on in a studio but had no idea about the rest of the world. Feeling homesick, Fong came back to London and did a number of large and small-scale jobs, from working with Ballet Rambert to doing independent projects. “I was working with really interesting artists. DV8 was a big one for me.” But Fong didn’t start to make her own work until she was 29, saying it was a massive shift for her to decide what she wanted to say. Snag Project was Fong’s collaboration with two choreographers – Sarah Wassop and Cath James -- working at the Royal Opera House, creating alternative dance events. They made new work every year for a while, which was she considers, with hindsight, ‘luxurious’. “I enjoyed learning and still do”, Fong says. But a difficult period with a company, “it was me not them”, she stresses, made her re-evaluate what she wanted to do: “I wanted more risk-taking... I had to go and put my thoughts out there.” Fong still had a verbal communication problem: “I had people who would talk for me so I didn’t have to. I was happy with that, it was safe.” To address this, she took a Ways Into Text course at London’s City Lit. “I’d go there once a week and make a complete tit of myself”, Fong laughs at the memory. Then she went to work with various theatre companies, choosing those that wanted to mix it up and to create more visual things. “It’s expressive isn’t it? Doing The Bacchae, being ‘Ecstatic Woman’ – it’s great fun, it’s a release. And I got better: devising work; teaching; it’s all performance, isn’t it?” Coming to Wales was a split decision: “I was looking west because London was doing my head in, and then the bombs went off (7/11). My partner lived in Gloucestershire and I wanted to nab him. Then the job came up with National Dance Wales (NDW), and I wanted to help them change things [as they made the shift from Diversions to NDW].

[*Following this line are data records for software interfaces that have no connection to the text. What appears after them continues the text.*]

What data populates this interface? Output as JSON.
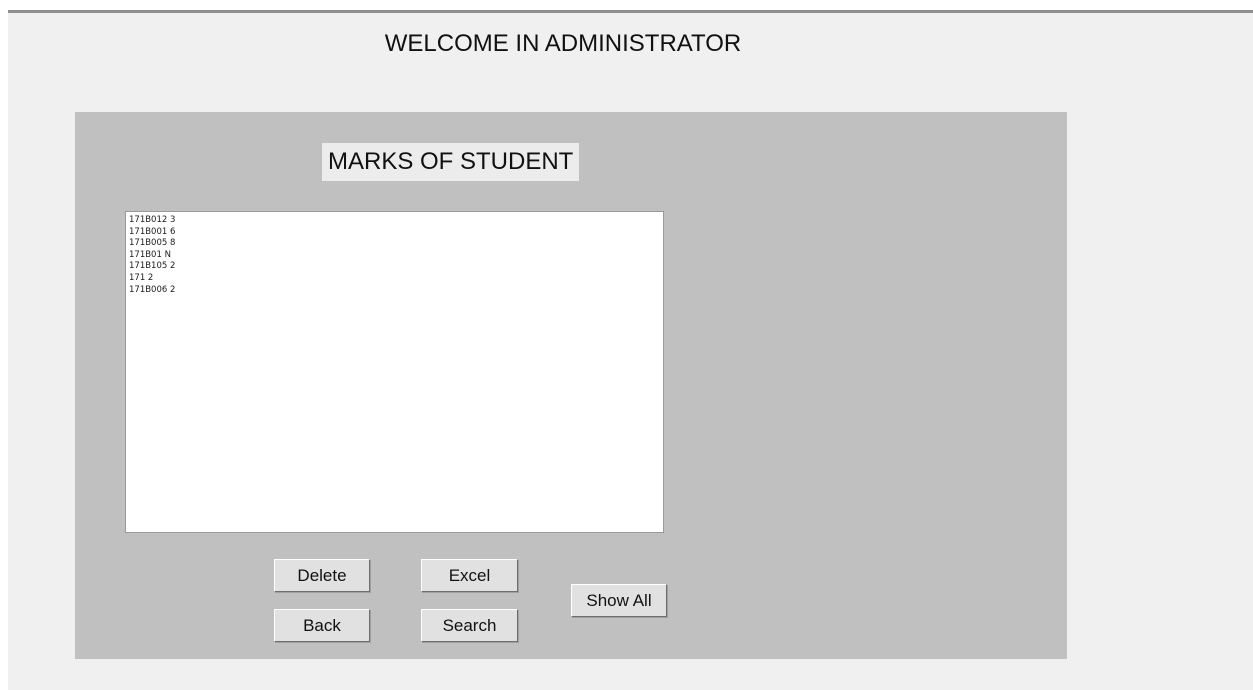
{
  "header": {
    "welcome_text": "WELCOME IN ADMINISTRATOR"
  },
  "panel": {
    "title": "MARKS OF STUDENT",
    "list_items": [
      "171B012 3",
      "171B001 6",
      "171B005 8",
      "171B01 N",
      "171B105 2",
      "171 2",
      "171B006 2"
    ]
  },
  "buttons": {
    "delete": "Delete",
    "back": "Back",
    "excel": "Excel",
    "search": "Search",
    "show_all": "Show All"
  },
  "colors": {
    "window_background": "#f0f0f0",
    "panel_background": "#c0c0c0",
    "title_background": "#ececec",
    "button_face": "#e1e1e1"
  }
}
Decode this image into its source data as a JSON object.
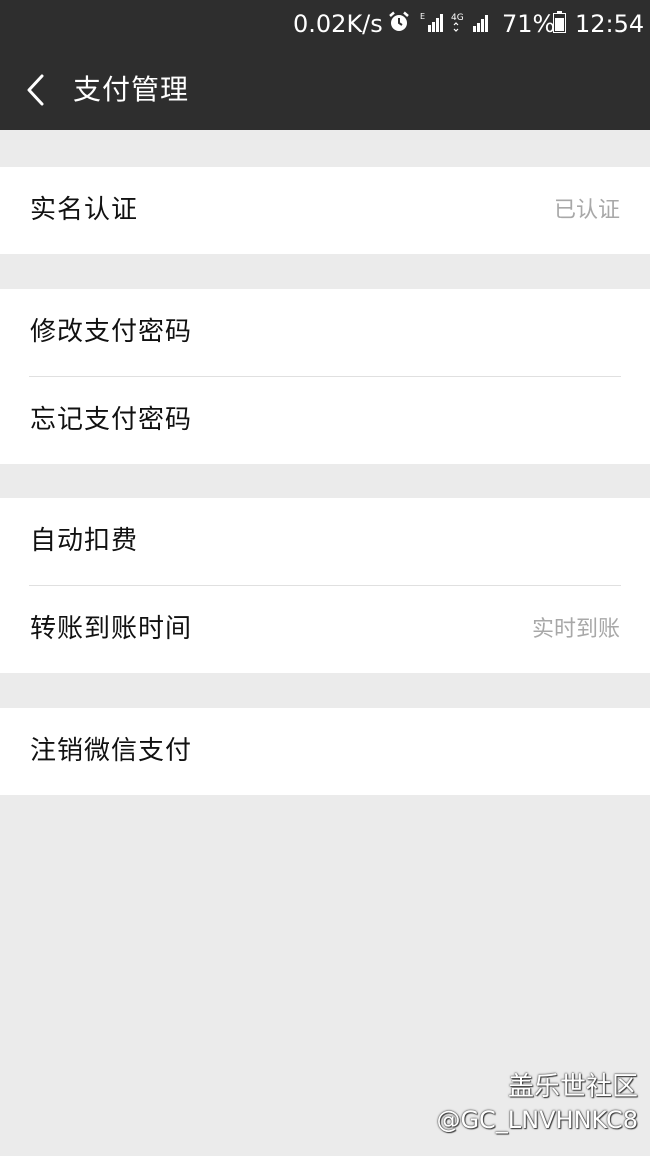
{
  "status_bar": {
    "net_speed": "0.02K/s",
    "battery_percent": "71%",
    "time": "12:54",
    "icons": [
      "alarm-icon",
      "sim1-signal-icon",
      "lte-signal-icon",
      "battery-icon"
    ]
  },
  "header": {
    "back_icon": "chevron-left-icon",
    "title": "支付管理"
  },
  "groups": [
    {
      "items": [
        {
          "label": "实名认证",
          "value": "已认证"
        }
      ]
    },
    {
      "items": [
        {
          "label": "修改支付密码"
        },
        {
          "label": "忘记支付密码"
        }
      ]
    },
    {
      "items": [
        {
          "label": "自动扣费"
        },
        {
          "label": "转账到账时间",
          "value": "实时到账"
        }
      ]
    },
    {
      "items": [
        {
          "label": "注销微信支付"
        }
      ]
    }
  ],
  "watermark": {
    "site": "盖乐世社区",
    "user": "@GC_LNVHNKC8"
  },
  "colors": {
    "header_bg": "#2e2e2e",
    "page_bg": "#ebebeb",
    "row_bg": "#ffffff",
    "value_text": "#a8a8a8"
  }
}
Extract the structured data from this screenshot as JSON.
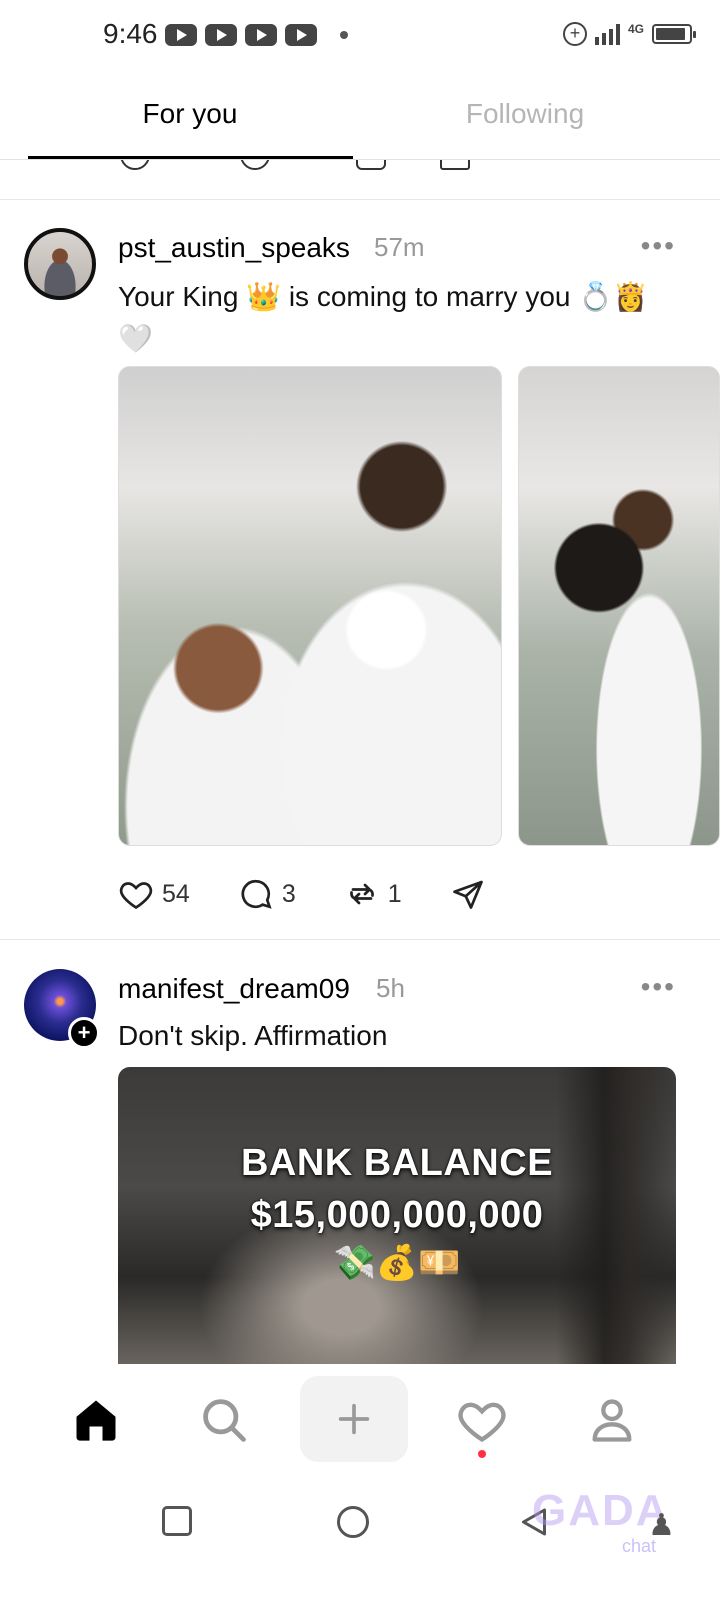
{
  "status_bar": {
    "time": "9:46",
    "network": "4G",
    "notification_icons": [
      "youtube-icon",
      "youtube-icon",
      "youtube-icon",
      "youtube-icon"
    ]
  },
  "tabs": {
    "for_you": "For you",
    "following": "Following",
    "active": "For you"
  },
  "posts": [
    {
      "username": "pst_austin_speaks",
      "time": "57m",
      "caption": "Your King 👑 is coming to marry you 💍👸 🤍",
      "media": [
        "wedding-photo",
        "wedding-photo"
      ],
      "likes": "54",
      "replies": "3",
      "reposts": "1"
    },
    {
      "username": "manifest_dream09",
      "time": "5h",
      "caption": "Don't skip. Affirmation",
      "video_text_line1": "BANK BALANCE",
      "video_text_line2": "$15,000,000,000",
      "video_emojis": "💸💰💴"
    }
  ],
  "bottom_nav": [
    "home-icon",
    "search-icon",
    "create-icon",
    "heart-icon",
    "profile-icon"
  ],
  "watermark": {
    "main": "GADA",
    "sub": "chat"
  },
  "colors": {
    "text": "#000000",
    "muted": "#999999",
    "inactive_tab": "#b5b5b5",
    "notification_dot": "#ff3040"
  }
}
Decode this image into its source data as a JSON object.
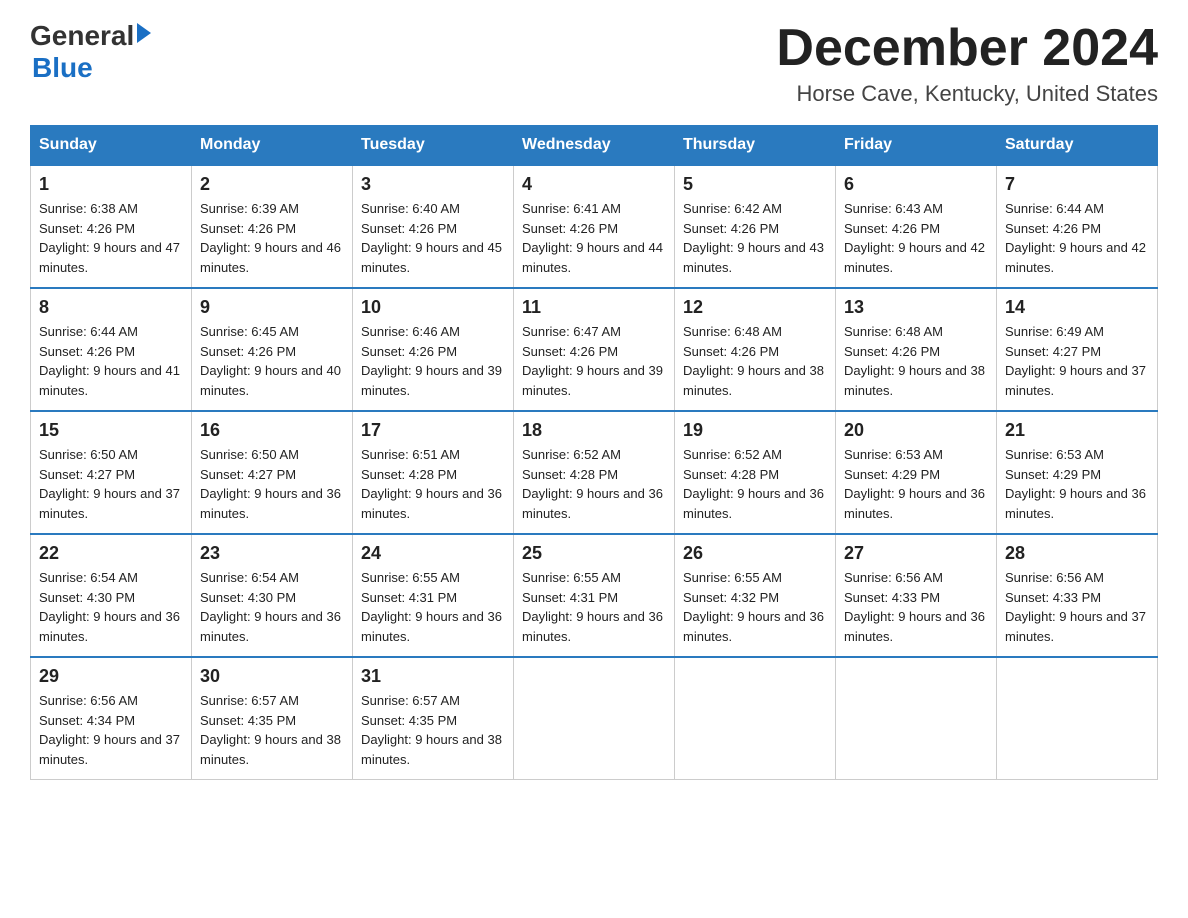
{
  "header": {
    "logo_general": "General",
    "logo_blue": "Blue",
    "month_title": "December 2024",
    "location": "Horse Cave, Kentucky, United States"
  },
  "weekdays": [
    "Sunday",
    "Monday",
    "Tuesday",
    "Wednesday",
    "Thursday",
    "Friday",
    "Saturday"
  ],
  "weeks": [
    [
      {
        "day": "1",
        "sunrise": "6:38 AM",
        "sunset": "4:26 PM",
        "daylight": "9 hours and 47 minutes."
      },
      {
        "day": "2",
        "sunrise": "6:39 AM",
        "sunset": "4:26 PM",
        "daylight": "9 hours and 46 minutes."
      },
      {
        "day": "3",
        "sunrise": "6:40 AM",
        "sunset": "4:26 PM",
        "daylight": "9 hours and 45 minutes."
      },
      {
        "day": "4",
        "sunrise": "6:41 AM",
        "sunset": "4:26 PM",
        "daylight": "9 hours and 44 minutes."
      },
      {
        "day": "5",
        "sunrise": "6:42 AM",
        "sunset": "4:26 PM",
        "daylight": "9 hours and 43 minutes."
      },
      {
        "day": "6",
        "sunrise": "6:43 AM",
        "sunset": "4:26 PM",
        "daylight": "9 hours and 42 minutes."
      },
      {
        "day": "7",
        "sunrise": "6:44 AM",
        "sunset": "4:26 PM",
        "daylight": "9 hours and 42 minutes."
      }
    ],
    [
      {
        "day": "8",
        "sunrise": "6:44 AM",
        "sunset": "4:26 PM",
        "daylight": "9 hours and 41 minutes."
      },
      {
        "day": "9",
        "sunrise": "6:45 AM",
        "sunset": "4:26 PM",
        "daylight": "9 hours and 40 minutes."
      },
      {
        "day": "10",
        "sunrise": "6:46 AM",
        "sunset": "4:26 PM",
        "daylight": "9 hours and 39 minutes."
      },
      {
        "day": "11",
        "sunrise": "6:47 AM",
        "sunset": "4:26 PM",
        "daylight": "9 hours and 39 minutes."
      },
      {
        "day": "12",
        "sunrise": "6:48 AM",
        "sunset": "4:26 PM",
        "daylight": "9 hours and 38 minutes."
      },
      {
        "day": "13",
        "sunrise": "6:48 AM",
        "sunset": "4:26 PM",
        "daylight": "9 hours and 38 minutes."
      },
      {
        "day": "14",
        "sunrise": "6:49 AM",
        "sunset": "4:27 PM",
        "daylight": "9 hours and 37 minutes."
      }
    ],
    [
      {
        "day": "15",
        "sunrise": "6:50 AM",
        "sunset": "4:27 PM",
        "daylight": "9 hours and 37 minutes."
      },
      {
        "day": "16",
        "sunrise": "6:50 AM",
        "sunset": "4:27 PM",
        "daylight": "9 hours and 36 minutes."
      },
      {
        "day": "17",
        "sunrise": "6:51 AM",
        "sunset": "4:28 PM",
        "daylight": "9 hours and 36 minutes."
      },
      {
        "day": "18",
        "sunrise": "6:52 AM",
        "sunset": "4:28 PM",
        "daylight": "9 hours and 36 minutes."
      },
      {
        "day": "19",
        "sunrise": "6:52 AM",
        "sunset": "4:28 PM",
        "daylight": "9 hours and 36 minutes."
      },
      {
        "day": "20",
        "sunrise": "6:53 AM",
        "sunset": "4:29 PM",
        "daylight": "9 hours and 36 minutes."
      },
      {
        "day": "21",
        "sunrise": "6:53 AM",
        "sunset": "4:29 PM",
        "daylight": "9 hours and 36 minutes."
      }
    ],
    [
      {
        "day": "22",
        "sunrise": "6:54 AM",
        "sunset": "4:30 PM",
        "daylight": "9 hours and 36 minutes."
      },
      {
        "day": "23",
        "sunrise": "6:54 AM",
        "sunset": "4:30 PM",
        "daylight": "9 hours and 36 minutes."
      },
      {
        "day": "24",
        "sunrise": "6:55 AM",
        "sunset": "4:31 PM",
        "daylight": "9 hours and 36 minutes."
      },
      {
        "day": "25",
        "sunrise": "6:55 AM",
        "sunset": "4:31 PM",
        "daylight": "9 hours and 36 minutes."
      },
      {
        "day": "26",
        "sunrise": "6:55 AM",
        "sunset": "4:32 PM",
        "daylight": "9 hours and 36 minutes."
      },
      {
        "day": "27",
        "sunrise": "6:56 AM",
        "sunset": "4:33 PM",
        "daylight": "9 hours and 36 minutes."
      },
      {
        "day": "28",
        "sunrise": "6:56 AM",
        "sunset": "4:33 PM",
        "daylight": "9 hours and 37 minutes."
      }
    ],
    [
      {
        "day": "29",
        "sunrise": "6:56 AM",
        "sunset": "4:34 PM",
        "daylight": "9 hours and 37 minutes."
      },
      {
        "day": "30",
        "sunrise": "6:57 AM",
        "sunset": "4:35 PM",
        "daylight": "9 hours and 38 minutes."
      },
      {
        "day": "31",
        "sunrise": "6:57 AM",
        "sunset": "4:35 PM",
        "daylight": "9 hours and 38 minutes."
      },
      null,
      null,
      null,
      null
    ]
  ]
}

Bedwyr Williams; Vadim Zakharov; Tavares Strachan. Artes Mundi; Jo Fong; Andrea Liggins & Sarah Tierney Diffusion Festival; Be Our Guest – A...